Table Saws

There are 4 general types of table saws on the market. Each type has a particular use. What you need depends on your skills, space and budget.

Visit my blog
The Nature of Things

for thoughts on a variety of nature related topics.

Visit my photography website

Vermont Photos

Before Buying

Things to consider:  better fences make accuracy much easier, cast iron table top and extension wings add weight and make table saws more stable, aluminum top and wings are lighter for easier portability. The power needs to be suitable for your use.

You should also check that the quality of the parts are consistent with the price. If you spend $2000 on a cabinet saw you want to be sure the table is flat and well ground, by the same token, don't expect a $200 portable saw to have a 3HP motor.

By the way, the ten in 10" saw refers to the size of the blade.

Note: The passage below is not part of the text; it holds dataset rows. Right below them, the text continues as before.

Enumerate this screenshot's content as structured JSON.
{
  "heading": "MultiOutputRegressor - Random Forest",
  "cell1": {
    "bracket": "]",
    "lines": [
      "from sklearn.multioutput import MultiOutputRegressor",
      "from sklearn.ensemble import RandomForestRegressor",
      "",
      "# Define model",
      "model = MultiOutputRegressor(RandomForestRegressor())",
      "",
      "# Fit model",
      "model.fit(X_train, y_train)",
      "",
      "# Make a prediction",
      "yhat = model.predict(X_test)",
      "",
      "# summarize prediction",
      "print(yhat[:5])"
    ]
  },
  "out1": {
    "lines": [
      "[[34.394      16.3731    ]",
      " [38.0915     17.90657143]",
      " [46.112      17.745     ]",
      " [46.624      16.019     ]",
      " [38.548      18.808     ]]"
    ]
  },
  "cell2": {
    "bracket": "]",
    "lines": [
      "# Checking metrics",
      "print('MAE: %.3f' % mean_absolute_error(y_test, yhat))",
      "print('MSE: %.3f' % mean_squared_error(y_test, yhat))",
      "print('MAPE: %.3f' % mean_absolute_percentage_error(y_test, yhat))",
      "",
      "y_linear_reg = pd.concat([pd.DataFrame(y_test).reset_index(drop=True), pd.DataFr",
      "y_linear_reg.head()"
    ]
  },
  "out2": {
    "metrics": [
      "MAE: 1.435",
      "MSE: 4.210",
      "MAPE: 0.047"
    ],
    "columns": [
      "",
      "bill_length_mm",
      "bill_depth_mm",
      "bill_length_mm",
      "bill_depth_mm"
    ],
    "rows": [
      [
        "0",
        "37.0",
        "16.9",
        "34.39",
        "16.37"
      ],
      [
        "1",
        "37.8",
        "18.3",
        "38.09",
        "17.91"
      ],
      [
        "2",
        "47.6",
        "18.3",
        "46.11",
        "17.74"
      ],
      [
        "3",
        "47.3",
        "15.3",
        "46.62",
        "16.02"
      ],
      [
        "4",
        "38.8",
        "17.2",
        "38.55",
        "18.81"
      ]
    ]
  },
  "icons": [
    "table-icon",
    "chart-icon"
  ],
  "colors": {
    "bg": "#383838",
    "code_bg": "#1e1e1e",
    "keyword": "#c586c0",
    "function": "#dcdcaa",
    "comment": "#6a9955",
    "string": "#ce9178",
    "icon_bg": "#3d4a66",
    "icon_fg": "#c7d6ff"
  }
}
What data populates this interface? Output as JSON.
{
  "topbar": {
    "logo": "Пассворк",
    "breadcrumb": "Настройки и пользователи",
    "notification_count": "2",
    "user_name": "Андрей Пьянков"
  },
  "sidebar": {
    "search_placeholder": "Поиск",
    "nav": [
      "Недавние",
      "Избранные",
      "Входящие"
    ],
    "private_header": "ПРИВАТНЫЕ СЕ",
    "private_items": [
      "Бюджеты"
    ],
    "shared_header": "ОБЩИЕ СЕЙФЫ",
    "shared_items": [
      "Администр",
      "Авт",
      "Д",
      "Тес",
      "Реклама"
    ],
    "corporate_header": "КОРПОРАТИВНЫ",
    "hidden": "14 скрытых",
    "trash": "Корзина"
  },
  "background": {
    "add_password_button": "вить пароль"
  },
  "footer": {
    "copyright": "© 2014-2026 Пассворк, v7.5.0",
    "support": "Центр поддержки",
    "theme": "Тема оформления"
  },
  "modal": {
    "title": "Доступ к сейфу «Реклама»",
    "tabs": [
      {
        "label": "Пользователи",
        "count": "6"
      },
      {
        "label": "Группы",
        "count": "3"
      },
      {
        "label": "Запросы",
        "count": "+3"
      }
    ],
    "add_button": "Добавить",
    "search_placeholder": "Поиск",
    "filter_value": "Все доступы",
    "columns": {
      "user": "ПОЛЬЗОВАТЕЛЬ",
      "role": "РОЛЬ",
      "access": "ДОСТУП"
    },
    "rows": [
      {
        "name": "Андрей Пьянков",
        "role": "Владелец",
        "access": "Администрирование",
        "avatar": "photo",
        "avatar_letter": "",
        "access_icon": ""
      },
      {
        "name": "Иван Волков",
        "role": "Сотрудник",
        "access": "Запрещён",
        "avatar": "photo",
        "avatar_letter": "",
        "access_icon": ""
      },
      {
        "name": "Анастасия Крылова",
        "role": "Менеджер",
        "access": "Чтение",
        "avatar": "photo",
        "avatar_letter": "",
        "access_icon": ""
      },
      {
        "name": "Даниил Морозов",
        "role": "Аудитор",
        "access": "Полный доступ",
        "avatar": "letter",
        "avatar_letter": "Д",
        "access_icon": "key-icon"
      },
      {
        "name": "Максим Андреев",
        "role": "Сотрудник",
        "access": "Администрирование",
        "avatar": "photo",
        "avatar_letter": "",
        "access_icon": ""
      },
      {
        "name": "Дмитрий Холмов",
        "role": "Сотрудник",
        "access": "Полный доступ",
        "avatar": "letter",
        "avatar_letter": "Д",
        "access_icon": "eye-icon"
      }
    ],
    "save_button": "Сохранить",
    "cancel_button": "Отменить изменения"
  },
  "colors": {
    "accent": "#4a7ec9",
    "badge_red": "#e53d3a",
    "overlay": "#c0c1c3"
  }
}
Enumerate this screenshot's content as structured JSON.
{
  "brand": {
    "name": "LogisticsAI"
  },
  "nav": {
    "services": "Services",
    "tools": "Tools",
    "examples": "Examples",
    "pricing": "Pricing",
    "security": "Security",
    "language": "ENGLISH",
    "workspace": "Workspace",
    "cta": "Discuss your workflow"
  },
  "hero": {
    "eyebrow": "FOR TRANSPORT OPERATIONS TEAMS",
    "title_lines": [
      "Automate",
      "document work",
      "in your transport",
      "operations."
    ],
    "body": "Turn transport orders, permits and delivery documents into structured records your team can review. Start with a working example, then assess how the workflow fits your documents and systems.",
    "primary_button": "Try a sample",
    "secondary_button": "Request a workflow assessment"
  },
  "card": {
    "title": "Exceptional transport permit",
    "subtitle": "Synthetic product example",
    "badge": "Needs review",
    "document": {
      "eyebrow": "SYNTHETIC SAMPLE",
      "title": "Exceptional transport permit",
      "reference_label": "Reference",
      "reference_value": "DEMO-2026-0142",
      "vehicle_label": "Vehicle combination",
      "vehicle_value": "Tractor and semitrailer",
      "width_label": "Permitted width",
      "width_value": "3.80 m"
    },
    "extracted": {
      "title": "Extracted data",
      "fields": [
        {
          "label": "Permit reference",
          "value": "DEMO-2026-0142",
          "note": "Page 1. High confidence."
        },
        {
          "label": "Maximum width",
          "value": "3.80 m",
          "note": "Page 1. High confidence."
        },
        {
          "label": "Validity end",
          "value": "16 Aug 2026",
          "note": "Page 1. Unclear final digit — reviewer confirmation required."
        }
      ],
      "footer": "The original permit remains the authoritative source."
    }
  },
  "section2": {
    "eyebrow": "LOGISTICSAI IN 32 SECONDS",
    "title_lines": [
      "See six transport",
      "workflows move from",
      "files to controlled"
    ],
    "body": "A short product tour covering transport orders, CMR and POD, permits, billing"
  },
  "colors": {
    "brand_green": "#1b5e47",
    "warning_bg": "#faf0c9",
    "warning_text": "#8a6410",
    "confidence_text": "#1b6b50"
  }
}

Portable Bench Saws

These are lightweight saws built to be carried to a job site. They don't have the accuracy or power of other table saws and they can have trouble going through heavy stock because of their lack of power.

If you need something portable, or if you have a small space and / or budget they can work well. Generally their price range is in the $100-$700 range. When pricing, keep in mind that you might need/want a stand to go with it.

Open Based Contractors Saws

If you want a heavier saw with a bit more horsepower, then an open base contractors saw might be the one for you. They are heavier weight than the portable, but less HP than a cabinetmakers saw. I used one for years and had no problem (other than having to change the belt more often than I wanted).

Now that I have a cabinet saw I notice the difference in power, but it was a decent saw. It cut consistently and lasted forever (actually, 20 years later it’s still in use, my brother-in-law has it now).

This may be the choice for you if you want a saw that will take consistent use without the cost of a cabinet saw. It's a good choice for a small shop, however, the open base means you have to build your own dust collection system. It won't be as sturdy as a cabinet saw, so, again not for the production shop.

Cabinet / Stationary Saws

These are the heavyweights of table saws, literally and figuratively. The base is solid and heavy to reduce vibration. They tend to have the most horse power and often require 220 volt circuit. They usually come with a better grade fence and large solid extension wings. Because of their weight (often 500-600 pounds) they have little vibration and the power makes it easy to cut thick stock quickly and accurately. These are professional saws and will take daily use. They are also (of course) the most expensive saws.

Hybrid Table Saws

Hybrids are a newer type of saw. They are basically a scaled down cabinet saw; not quite as heavy, not quite as much horse power, but more than a contractors saw. They will have some features of each. For example it might have a dust collection system, or higher HP, but not the weight or power. They are another good option for a hobbyist.

There you have it. As with any tool you will most likely get what you pay for. In my case it usually comes down to a balance between need and want, with cash as the deciding factor.

For those who are interested in this site check out the links and let me know if there is a topic you would like to see me cover.

Please note: woodworking is potentially dangerous. Please read my woodworking disclaimer before using any information on this site or any site you may be directed to from here.

Thanks for visiting.